## [WORK INSTRUCTION]
A word-for-word copy of every entry below is required; the images do not belong in it.

## [RECORDS TO PROCESS]
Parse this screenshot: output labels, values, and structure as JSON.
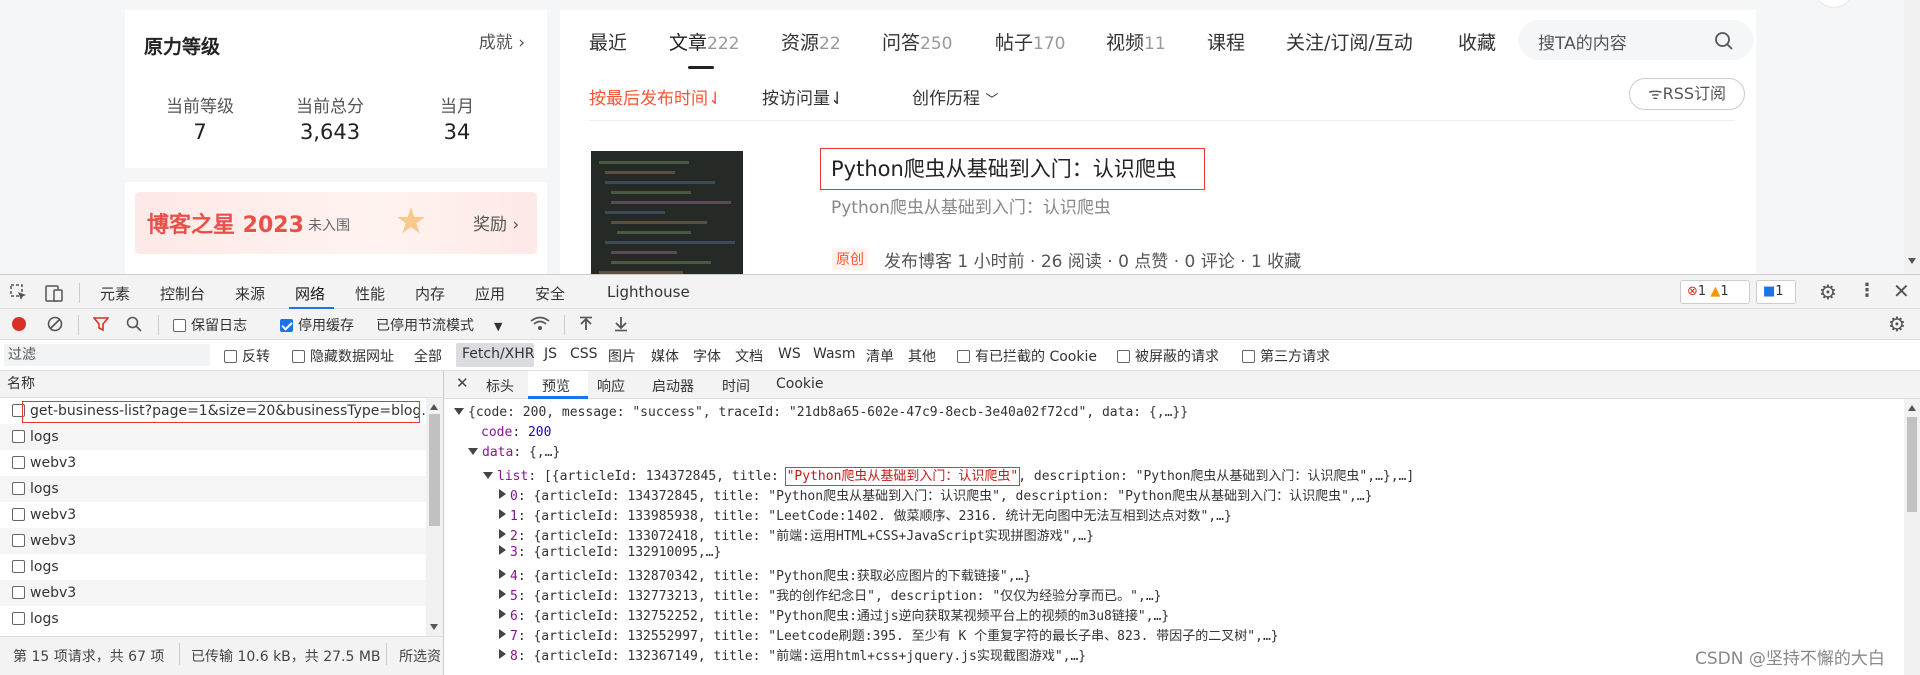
{
  "profile": {
    "level_title": "原力等级",
    "achievements_link": "成就",
    "stats": [
      {
        "label": "当前等级",
        "value": "7"
      },
      {
        "label": "当前总分",
        "value": "3,643"
      },
      {
        "label": "当月",
        "value": "34"
      }
    ]
  },
  "banner": {
    "title": "博客之星 2023",
    "status": "未入围",
    "reward": "奖励"
  },
  "tabs": [
    {
      "label": "最近",
      "count": ""
    },
    {
      "label": "文章",
      "count": "222"
    },
    {
      "label": "资源",
      "count": "22"
    },
    {
      "label": "问答",
      "count": "250"
    },
    {
      "label": "帖子",
      "count": "170"
    },
    {
      "label": "视频",
      "count": "11"
    },
    {
      "label": "课程",
      "count": ""
    },
    {
      "label": "关注/订阅/互动",
      "count": ""
    },
    {
      "label": "收藏",
      "count": ""
    }
  ],
  "search": {
    "placeholder": "搜TA的内容"
  },
  "sort": {
    "by_time": "按最后发布时间",
    "by_views": "按访问量",
    "history": "创作历程",
    "rss": "RSS订阅"
  },
  "article": {
    "title": "Python爬虫从基础到入门：认识爬虫",
    "description": "Python爬虫从基础到入门：认识爬虫",
    "badge": "原创",
    "meta": "发布博客 1 小时前 ·  26 阅读 ·  0 点赞 ·  0 评论 ·  1 收藏"
  },
  "devtools": {
    "tabs": [
      "元素",
      "控制台",
      "来源",
      "网络",
      "性能",
      "内存",
      "应用",
      "安全",
      "Lighthouse"
    ],
    "active_tab": "网络",
    "errors": "1",
    "warnings": "1",
    "messages": "1",
    "toolbar": {
      "preserve_log": "保留日志",
      "disable_cache": "停用缓存",
      "throttling": "已停用节流模式"
    },
    "filter": {
      "placeholder": "过滤",
      "invert": "反转",
      "hide_data_urls": "隐藏数据网址",
      "types": [
        "全部",
        "Fetch/XHR",
        "JS",
        "CSS",
        "图片",
        "媒体",
        "字体",
        "文档",
        "WS",
        "Wasm",
        "清单",
        "其他"
      ],
      "active_type": "Fetch/XHR",
      "blocked_cookies": "有已拦截的 Cookie",
      "blocked_requests": "被屏蔽的请求",
      "third_party": "第三方请求"
    },
    "name_header": "名称",
    "requests": [
      "get-business-list?page=1&size=20&businessType=blog...y",
      "logs",
      "webv3",
      "logs",
      "webv3",
      "webv3",
      "logs",
      "webv3",
      "logs"
    ],
    "detail_tabs": [
      "标头",
      "预览",
      "响应",
      "启动器",
      "时间",
      "Cookie"
    ],
    "active_detail_tab": "预览",
    "status_bar": {
      "requests": "第 15 项请求，共 67 项",
      "transferred": "已传输 10.6 kB，共 27.5 MB",
      "selected": "所选资"
    },
    "preview": {
      "root": "{code: 200, message: \"success\", traceId: \"21db8a65-602e-47c9-8ecb-3e40a02f72cd\", data: {,…}}",
      "code_key": "code",
      "code_val": "200",
      "data_key": "data",
      "data_val": "{,…}",
      "list_key": "list",
      "list_prefix": "[{articleId: 134372845, title: ",
      "list_title": "\"Python爬虫从基础到入门：认识爬虫\"",
      "list_suffix": ", description: \"Python爬虫从基础到入门：认识爬虫\",…},…]",
      "items": [
        {
          "idx": "0",
          "body": "{articleId: 134372845, title: \"Python爬虫从基础到入门：认识爬虫\", description: \"Python爬虫从基础到入门：认识爬虫\",…}"
        },
        {
          "idx": "1",
          "body": "{articleId: 133985938, title: \"LeetCode:1402. 做菜顺序、2316. 统计无向图中无法互相到达点对数\",…}"
        },
        {
          "idx": "2",
          "body": "{articleId: 133072418, title: \"前端:运用HTML+CSS+JavaScript实现拼图游戏\",…}"
        },
        {
          "idx": "3",
          "body": "{articleId: 132910095,…}"
        },
        {
          "idx": "4",
          "body": "{articleId: 132870342, title: \"Python爬虫:获取必应图片的下载链接\",…}"
        },
        {
          "idx": "5",
          "body": "{articleId: 132773213, title: \"我的创作纪念日\", description: \"仅仅为经验分享而已。\",…}"
        },
        {
          "idx": "6",
          "body": "{articleId: 132752252, title: \"Python爬虫:通过js逆向获取某视频平台上的视频的m3u8链接\",…}"
        },
        {
          "idx": "7",
          "body": "{articleId: 132552997, title: \"Leetcode刷题:395. 至少有 K 个重复字符的最长子串、823. 带因子的二叉树\",…}"
        },
        {
          "idx": "8",
          "body": "{articleId: 132367149, title: \"前端:运用html+css+jquery.js实现截图游戏\",…}"
        }
      ]
    },
    "watermark": "CSDN @坚持不懈的大白"
  }
}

## [ANSWER AREA]
Parse this screenshot: output labels, values, and structure as JSON.
{
  "profile": {
    "level_title": "原力等级",
    "achievements_link": "成就",
    "stats": [
      {
        "label": "当前等级",
        "value": "7"
      },
      {
        "label": "当前总分",
        "value": "3,643"
      },
      {
        "label": "当月",
        "value": "34"
      }
    ]
  },
  "banner": {
    "title": "博客之星 2023",
    "status": "未入围",
    "reward": "奖励"
  },
  "tabs": [
    {
      "label": "最近",
      "count": ""
    },
    {
      "label": "文章",
      "count": "222"
    },
    {
      "label": "资源",
      "count": "22"
    },
    {
      "label": "问答",
      "count": "250"
    },
    {
      "label": "帖子",
      "count": "170"
    },
    {
      "label": "视频",
      "count": "11"
    },
    {
      "label": "课程",
      "count": ""
    },
    {
      "label": "关注/订阅/互动",
      "count": ""
    },
    {
      "label": "收藏",
      "count": ""
    }
  ],
  "search": {
    "placeholder": "搜TA的内容"
  },
  "sort": {
    "by_time": "按最后发布时间",
    "by_views": "按访问量",
    "history": "创作历程",
    "rss": "RSS订阅"
  },
  "article": {
    "title": "Python爬虫从基础到入门：认识爬虫",
    "description": "Python爬虫从基础到入门：认识爬虫",
    "badge": "原创",
    "meta": "发布博客 1 小时前 ·  26 阅读 ·  0 点赞 ·  0 评论 ·  1 收藏"
  },
  "devtools": {
    "tabs": [
      "元素",
      "控制台",
      "来源",
      "网络",
      "性能",
      "内存",
      "应用",
      "安全",
      "Lighthouse"
    ],
    "active_tab": "网络",
    "errors": "1",
    "warnings": "1",
    "messages": "1",
    "toolbar": {
      "preserve_log": "保留日志",
      "disable_cache": "停用缓存",
      "throttling": "已停用节流模式"
    },
    "filter": {
      "placeholder": "过滤",
      "invert": "反转",
      "hide_data_urls": "隐藏数据网址",
      "types": [
        "全部",
        "Fetch/XHR",
        "JS",
        "CSS",
        "图片",
        "媒体",
        "字体",
        "文档",
        "WS",
        "Wasm",
        "清单",
        "其他"
      ],
      "active_type": "Fetch/XHR",
      "blocked_cookies": "有已拦截的 Cookie",
      "blocked_requests": "被屏蔽的请求",
      "third_party": "第三方请求"
    },
    "name_header": "名称",
    "requests": [
      "get-business-list?page=1&size=20&businessType=blog...y",
      "logs",
      "webv3",
      "logs",
      "webv3",
      "webv3",
      "logs",
      "webv3",
      "logs"
    ],
    "detail_tabs": [
      "标头",
      "预览",
      "响应",
      "启动器",
      "时间",
      "Cookie"
    ],
    "active_detail_tab": "预览",
    "status_bar": {
      "requests": "第 15 项请求，共 67 项",
      "transferred": "已传输 10.6 kB，共 27.5 MB",
      "selected": "所选资"
    },
    "preview": {
      "root": "{code: 200, message: \"success\", traceId: \"21db8a65-602e-47c9-8ecb-3e40a02f72cd\", data: {,…}}",
      "code_key": "code",
      "code_val": "200",
      "data_key": "data",
      "data_val": "{,…}",
      "list_key": "list",
      "list_prefix": "[{articleId: 134372845, title: ",
      "list_title": "\"Python爬虫从基础到入门：认识爬虫\"",
      "list_suffix": ", description: \"Python爬虫从基础到入门：认识爬虫\",…},…]",
      "items": [
        {
          "idx": "0",
          "body": "{articleId: 134372845, title: \"Python爬虫从基础到入门：认识爬虫\", description: \"Python爬虫从基础到入门：认识爬虫\",…}"
        },
        {
          "idx": "1",
          "body": "{articleId: 133985938, title: \"LeetCode:1402. 做菜顺序、2316. 统计无向图中无法互相到达点对数\",…}"
        },
        {
          "idx": "2",
          "body": "{articleId: 133072418, title: \"前端:运用HTML+CSS+JavaScript实现拼图游戏\",…}"
        },
        {
          "idx": "3",
          "body": "{articleId: 132910095,…}"
        },
        {
          "idx": "4",
          "body": "{articleId: 132870342, title: \"Python爬虫:获取必应图片的下载链接\",…}"
        },
        {
          "idx": "5",
          "body": "{articleId: 132773213, title: \"我的创作纪念日\", description: \"仅仅为经验分享而已。\",…}"
        },
        {
          "idx": "6",
          "body": "{articleId: 132752252, title: \"Python爬虫:通过js逆向获取某视频平台上的视频的m3u8链接\",…}"
        },
        {
          "idx": "7",
          "body": "{articleId: 132552997, title: \"Leetcode刷题:395. 至少有 K 个重复字符的最长子串、823. 带因子的二叉树\",…}"
        },
        {
          "idx": "8",
          "body": "{articleId: 132367149, title: \"前端:运用html+css+jquery.js实现截图游戏\",…}"
        }
      ]
    },
    "watermark": "CSDN @坚持不懈的大白"
  }
}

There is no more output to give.